  • Ah yes, I remember it well! People collect these old Ladybird books and I’m sure there would be many people (here in the UK anyway) who’d love it

  • You know, until about five years ago there really wasn’t much reason to weed this; the clothes and hairstyles in the illustrations might’ve been outdated, but the physics of television broadcasting hadn’t really changed much since colour came in back in the 60s. But then LCD screens happened and people started experimenting with video-on-demand over the internet, and things didn’t snowball so much as they avalanched, and I’m pretty sure network television as we understand the term today will be totally extinct in the near future.

    Kind of striking, really.
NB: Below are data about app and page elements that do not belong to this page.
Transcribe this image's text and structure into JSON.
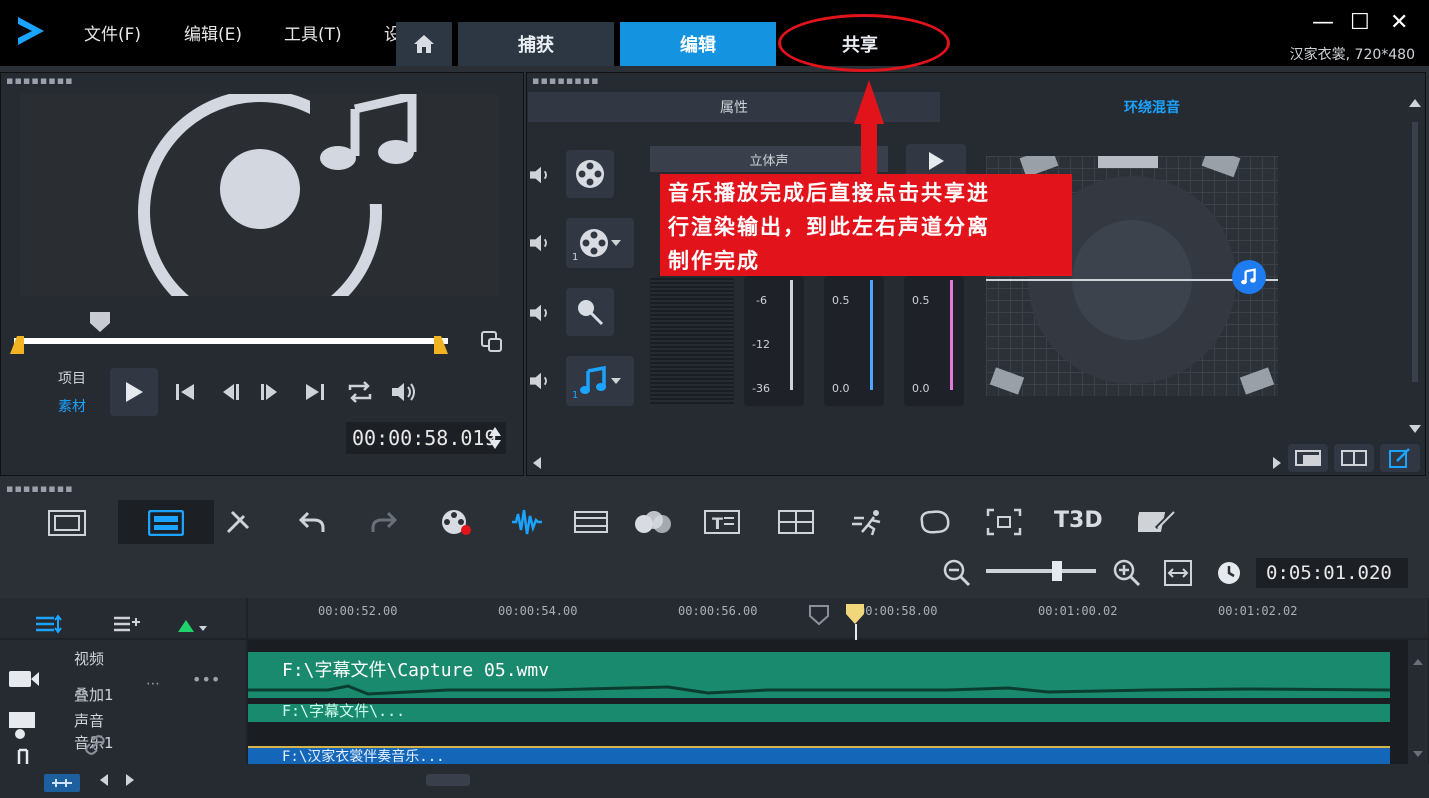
{
  "menu": [
    "文件(F)",
    "编辑(E)",
    "工具(T)",
    "设"
  ],
  "tabs": {
    "capture": "捕获",
    "edit": "编辑",
    "share": "共享"
  },
  "window": {
    "minimize": "—",
    "maximize": "☐",
    "close": "✕",
    "project_info": "汉家衣裳, 720*480"
  },
  "player": {
    "mode_project": "项目",
    "mode_clip": "素材",
    "timecode": "00:00:58.019"
  },
  "mixer": {
    "tab_properties": "属性",
    "tab_surround": "环绕混音",
    "stereo": "立体声",
    "meter_labels": [
      "-6",
      "-12",
      "-36"
    ],
    "slider1_labels": [
      "0.5",
      "0.0"
    ],
    "slider2_labels": [
      "0.5",
      "0.0"
    ],
    "track_badge_1": "1",
    "track_badge_2": "1"
  },
  "annotation": {
    "line1": "音乐播放完成后直接点击共享进",
    "line2": "行渲染输出，到此左右声道分离",
    "line3": "制作完成"
  },
  "toolbar": {
    "zoom_timecode": "0:05:01.020",
    "t3d_label": "T3D"
  },
  "ruler": [
    "00:00:52.00",
    "00:00:54.00",
    "00:00:56.00",
    "00:00:58.00",
    "00:01:00.02",
    "00:01:02.02"
  ],
  "tracks": {
    "video": "视频",
    "overlay": "叠加1",
    "voice": "声音",
    "music": "音乐1",
    "clip_video": "F:\\字幕文件\\Capture 05.wmv",
    "clip_overlay": "F:\\字幕文件\\...",
    "clip_music": "F:\\汉家衣裳伴奏音乐..."
  },
  "colors": {
    "accent": "#1493e0",
    "annotation": "#e3131b",
    "clip": "#1a8a6f"
  }
}
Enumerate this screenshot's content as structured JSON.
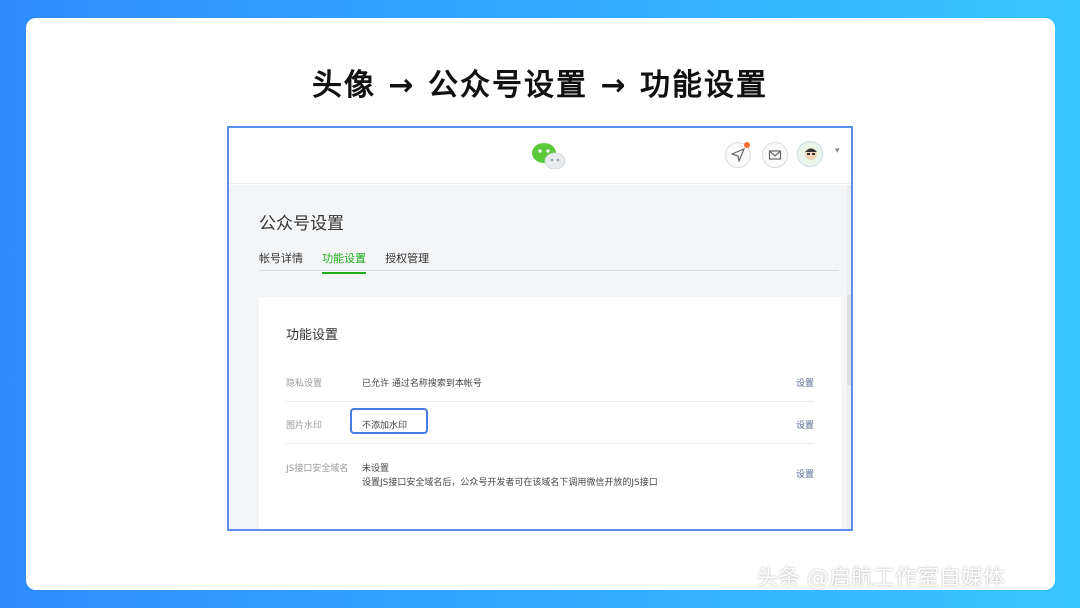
{
  "headline": "头像 → 公众号设置 → 功能设置",
  "screenshot": {
    "page_title": "公众号设置",
    "tabs": [
      {
        "label": "帐号详情",
        "active": false
      },
      {
        "label": "功能设置",
        "active": true
      },
      {
        "label": "授权管理",
        "active": false
      }
    ],
    "panel": {
      "title": "功能设置",
      "rows": [
        {
          "label": "隐私设置",
          "value": "已允许 通过名称搜索到本帐号",
          "action": "设置"
        },
        {
          "label": "图片水印",
          "value": "不添加水印",
          "action": "设置"
        },
        {
          "label": "JS接口安全域名",
          "value": "未设置",
          "value_line2": "设置JS接口安全域名后，公众号开发者可在该域名下调用微信开放的JS接口",
          "action": "设置"
        }
      ]
    }
  },
  "watermark": "头条 @启航工作室自媒体",
  "colors": {
    "accent_green": "#1aad19",
    "highlight_blue": "#4a7be2",
    "link": "#576b95"
  }
}
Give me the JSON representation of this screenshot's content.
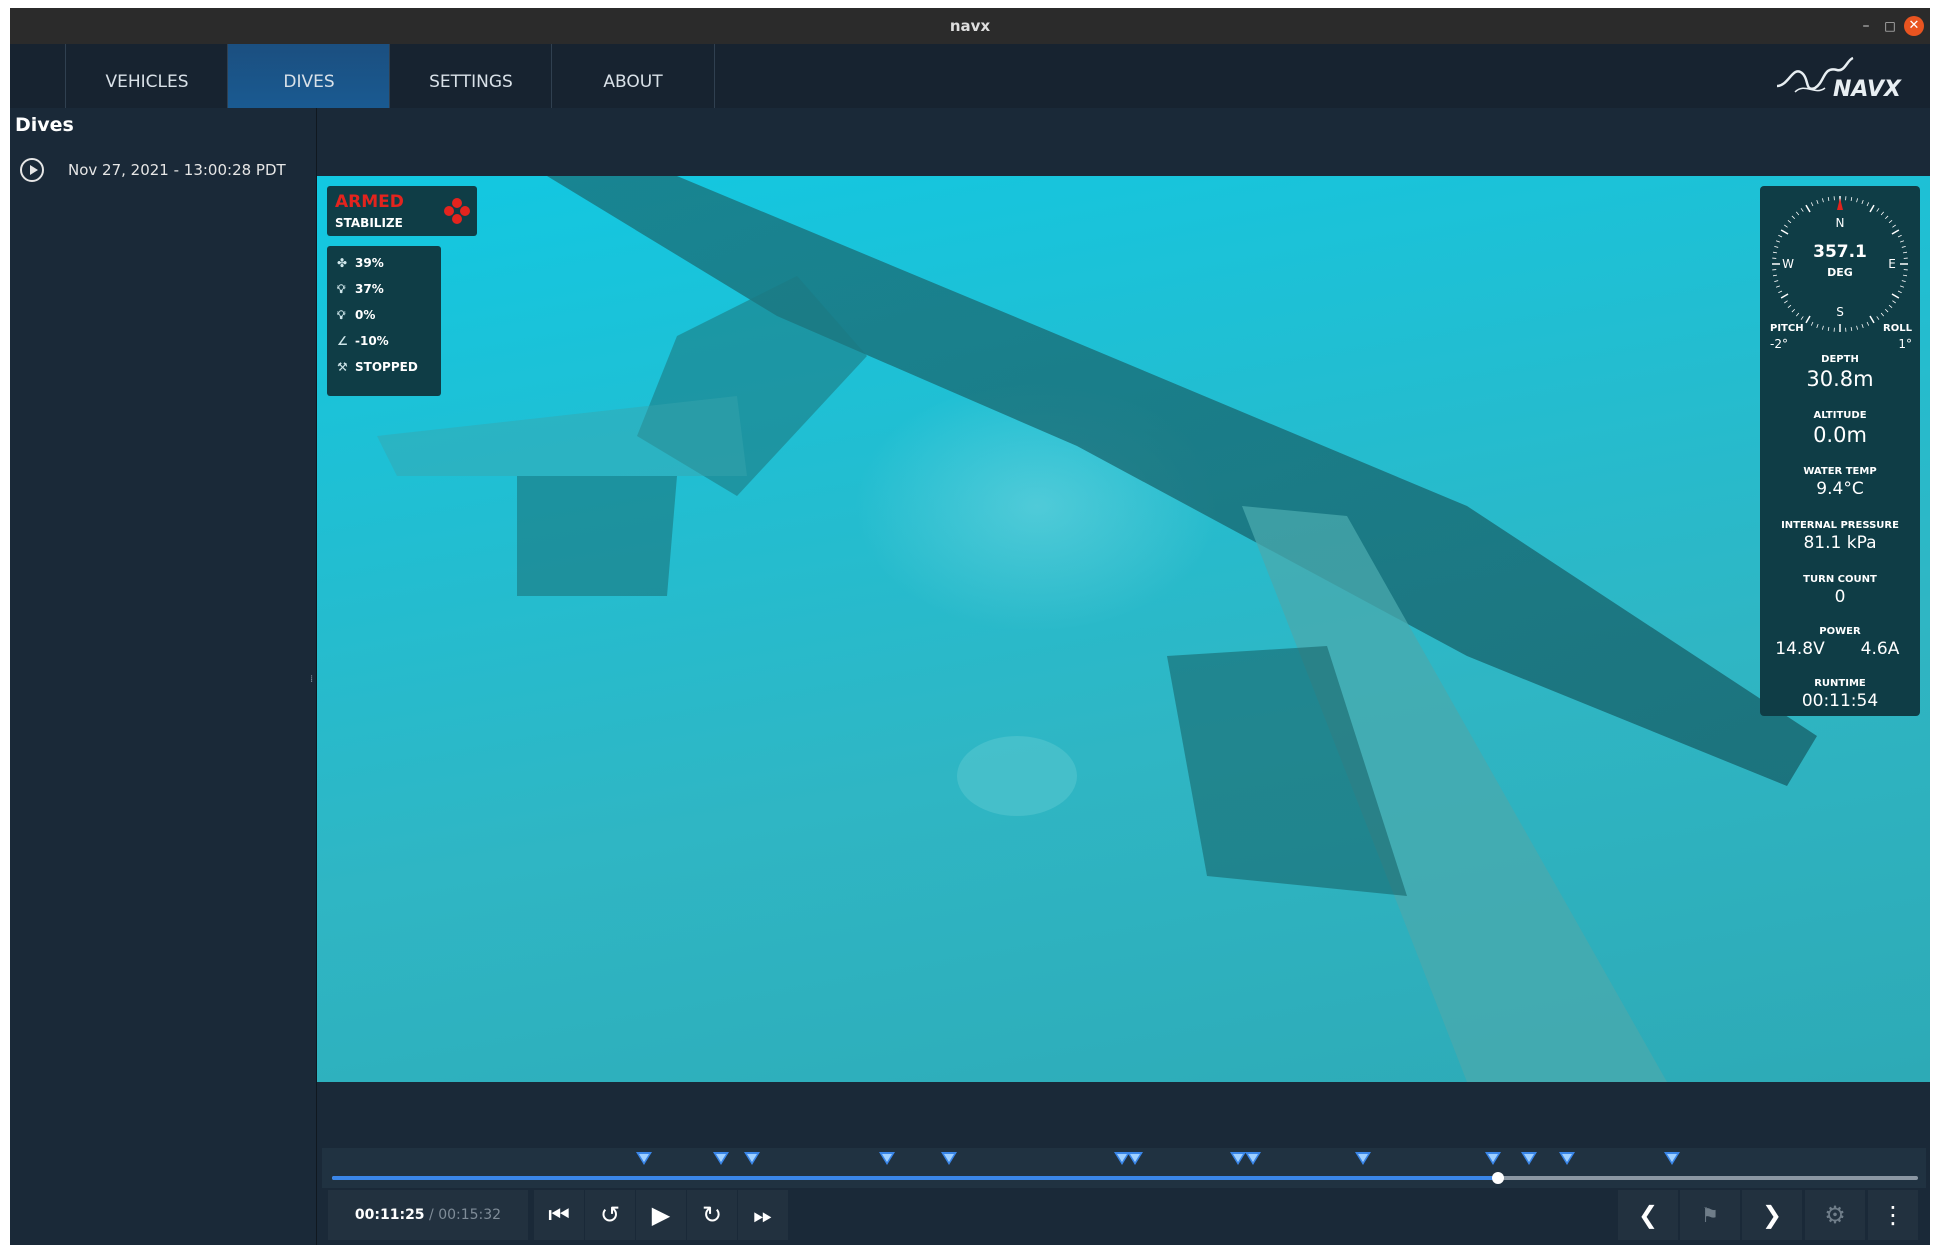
{
  "window": {
    "title": "navx",
    "minimize_label": "–",
    "maximize_label": "□",
    "close_label": "✕"
  },
  "nav": {
    "tabs": [
      {
        "label": "VEHICLES"
      },
      {
        "label": "DIVES"
      },
      {
        "label": "SETTINGS"
      },
      {
        "label": "ABOUT"
      }
    ],
    "active_tab": "DIVES",
    "logo_text": "NAVX"
  },
  "sidebar": {
    "title": "Dives",
    "dives": [
      {
        "label": "Nov 27, 2021 - 13:00:28 PDT",
        "icon": "play-circle-icon"
      }
    ]
  },
  "overlay": {
    "armed": "ARMED",
    "mode": "STABILIZE",
    "telemetry": [
      {
        "icon": "fan-icon",
        "value": "39%"
      },
      {
        "icon": "light-icon",
        "value": "37%"
      },
      {
        "icon": "light-icon",
        "value": "0%"
      },
      {
        "icon": "tilt-icon",
        "value": "-10%"
      },
      {
        "icon": "claw-icon",
        "value": "STOPPED"
      }
    ],
    "compass": {
      "heading": "357.1",
      "unit": "DEG",
      "north": "N",
      "south": "S",
      "east": "E",
      "west": "W"
    },
    "pitch": {
      "label": "PITCH",
      "value": "-2°"
    },
    "roll": {
      "label": "ROLL",
      "value": "1°"
    },
    "depth": {
      "label": "DEPTH",
      "value": "30.8m"
    },
    "altitude": {
      "label": "ALTITUDE",
      "value": "0.0m"
    },
    "water_temp": {
      "label": "WATER TEMP",
      "value": "9.4°C"
    },
    "internal_pressure": {
      "label": "INTERNAL PRESSURE",
      "value": "81.1 kPa"
    },
    "turn_count": {
      "label": "TURN COUNT",
      "value": "0"
    },
    "power": {
      "label": "POWER",
      "voltage": "14.8V",
      "current": "4.6A"
    },
    "runtime": {
      "label": "RUNTIME",
      "value": "00:11:54"
    }
  },
  "playback": {
    "current_time": "00:11:25",
    "separator": "/",
    "total_time": "00:15:32",
    "progress_fraction": 0.735,
    "marker_positions": [
      0.197,
      0.245,
      0.265,
      0.35,
      0.389,
      0.498,
      0.506,
      0.571,
      0.581,
      0.65,
      0.732,
      0.755,
      0.779,
      0.845
    ]
  },
  "colors": {
    "accent": "#3a86e8",
    "armed": "#e3241e",
    "panel": "#0f3d46",
    "background": "#1a2938"
  }
}
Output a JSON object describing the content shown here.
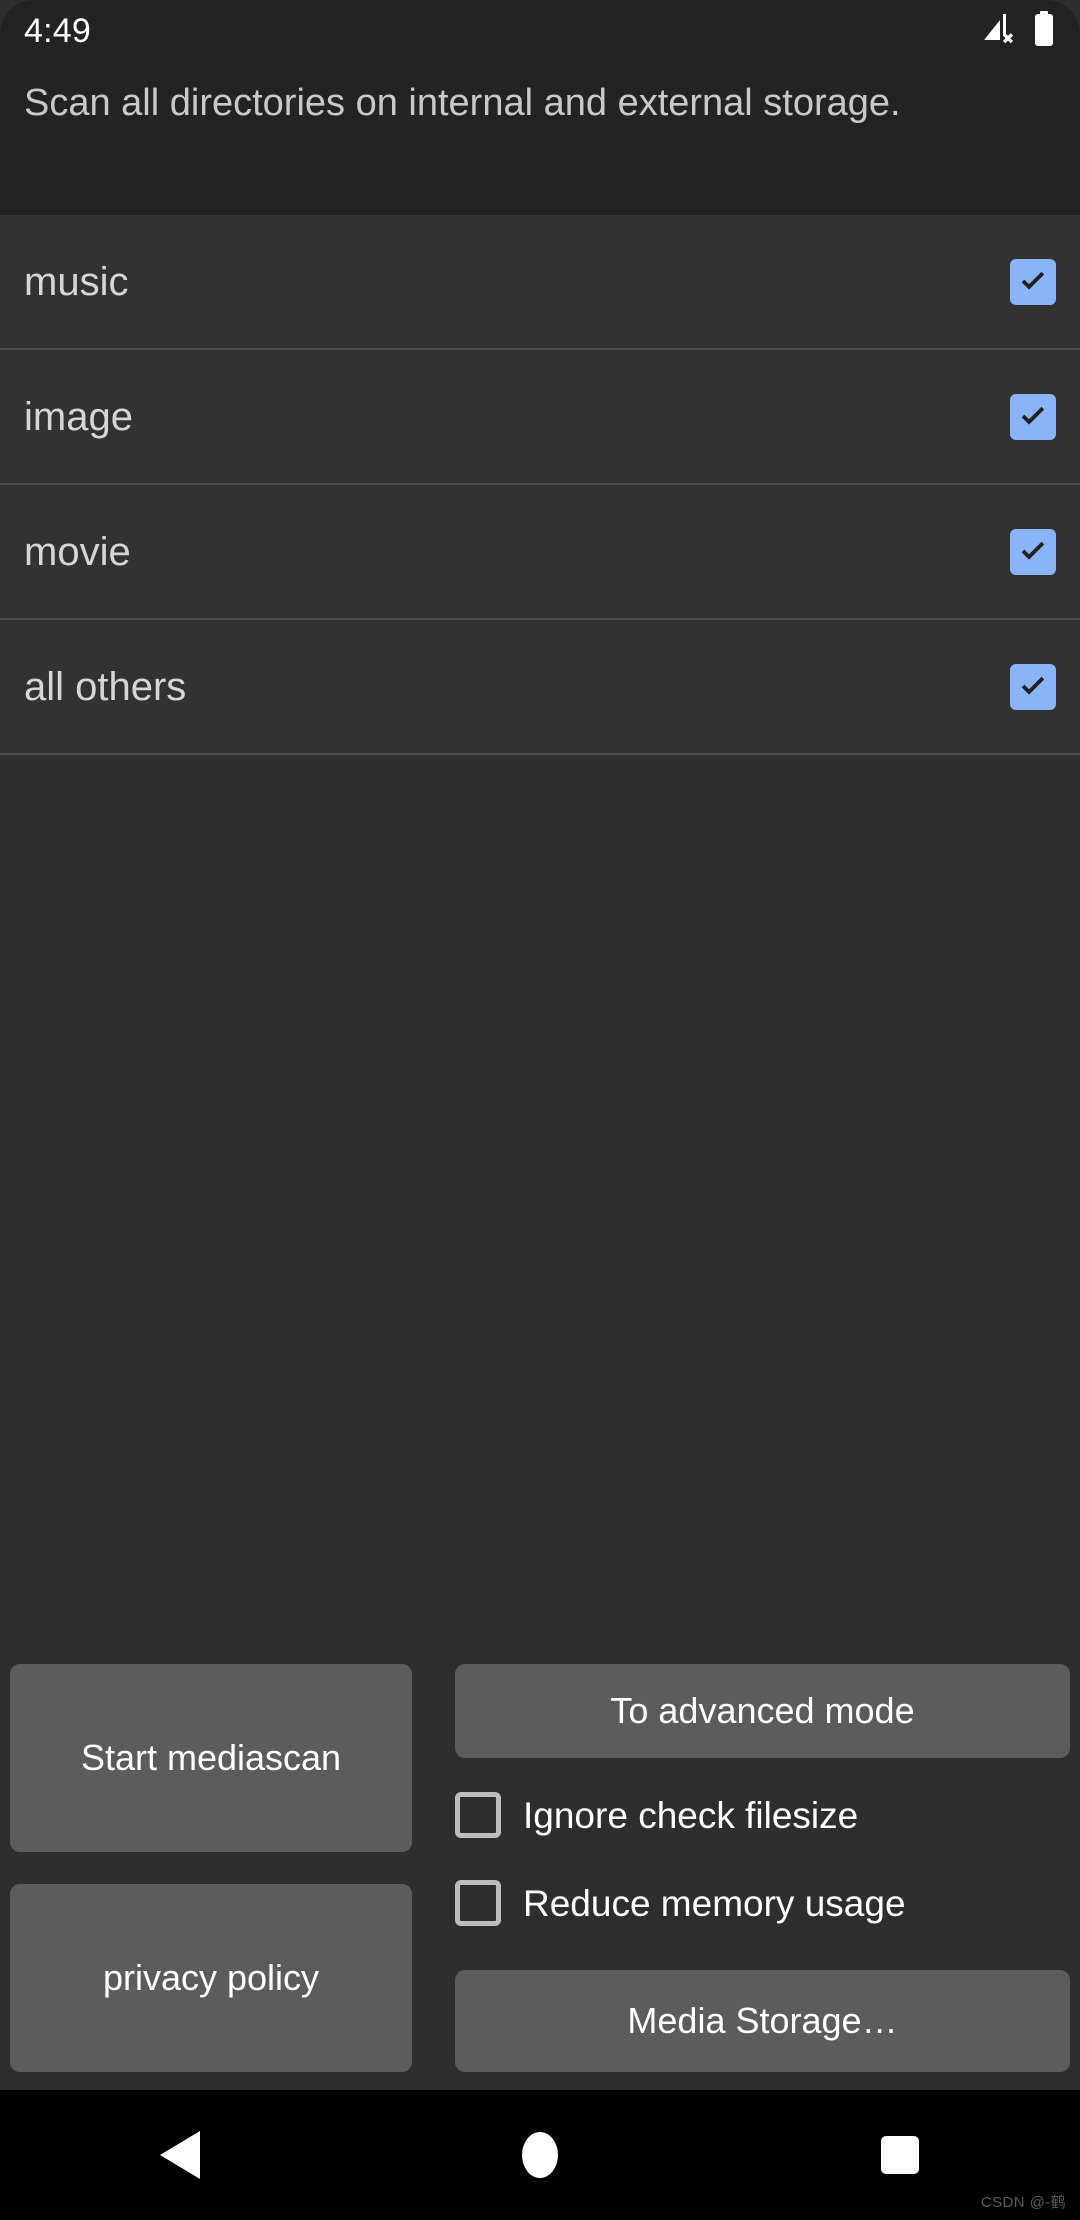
{
  "status_bar": {
    "clock": "4:49",
    "icons": [
      {
        "name": "cellular-no-service-icon",
        "glyph": "signal-x"
      },
      {
        "name": "battery-full-icon",
        "glyph": "battery"
      }
    ]
  },
  "header": {
    "description": "Scan all directories on internal and external storage."
  },
  "list": {
    "rows": [
      {
        "label": "music",
        "checked": true
      },
      {
        "label": "image",
        "checked": true
      },
      {
        "label": "movie",
        "checked": true
      },
      {
        "label": "all others",
        "checked": true
      }
    ]
  },
  "bottom": {
    "start_label": "Start mediascan",
    "privacy_label": "privacy policy",
    "advanced_label": "To advanced mode",
    "media_storage_label": "Media Storage…",
    "options": [
      {
        "label": "Ignore check filesize",
        "checked": false
      },
      {
        "label": "Reduce memory usage",
        "checked": false
      }
    ]
  },
  "nav_bar": {
    "back_label": "Back",
    "home_label": "Home",
    "recents_label": "Recents"
  },
  "watermark": "CSDN @-鹤",
  "colors": {
    "screen_background": "#2e2e2e",
    "header_background": "#232323",
    "list_background": "#323232",
    "divider": "#4b4b4b",
    "button_background": "#5c5c5c",
    "checkbox_accent": "#8ab4f8",
    "checkbox_outline": "#bdbdbd",
    "primary_text": "#ffffff",
    "secondary_text": "#c9c9c9",
    "nav_background": "#000000"
  }
}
  • Space Invaders! This book and others like it remind me of one my brother and I had in our early teens about how various things work. One chapter was devoted to console video games, mainly Atari 2600, and opened up with an intro describing Atari 2600 Pac-Man as being “almost alive as he gobbles up dots and avoids hungry monsters”. We were all into Nintendo by that time so even back then my brother and I thought it was hilarious, and any retro gamer knows Pac-Man for the Atari 2600 was second to E.T. as being one of the most awful games ever.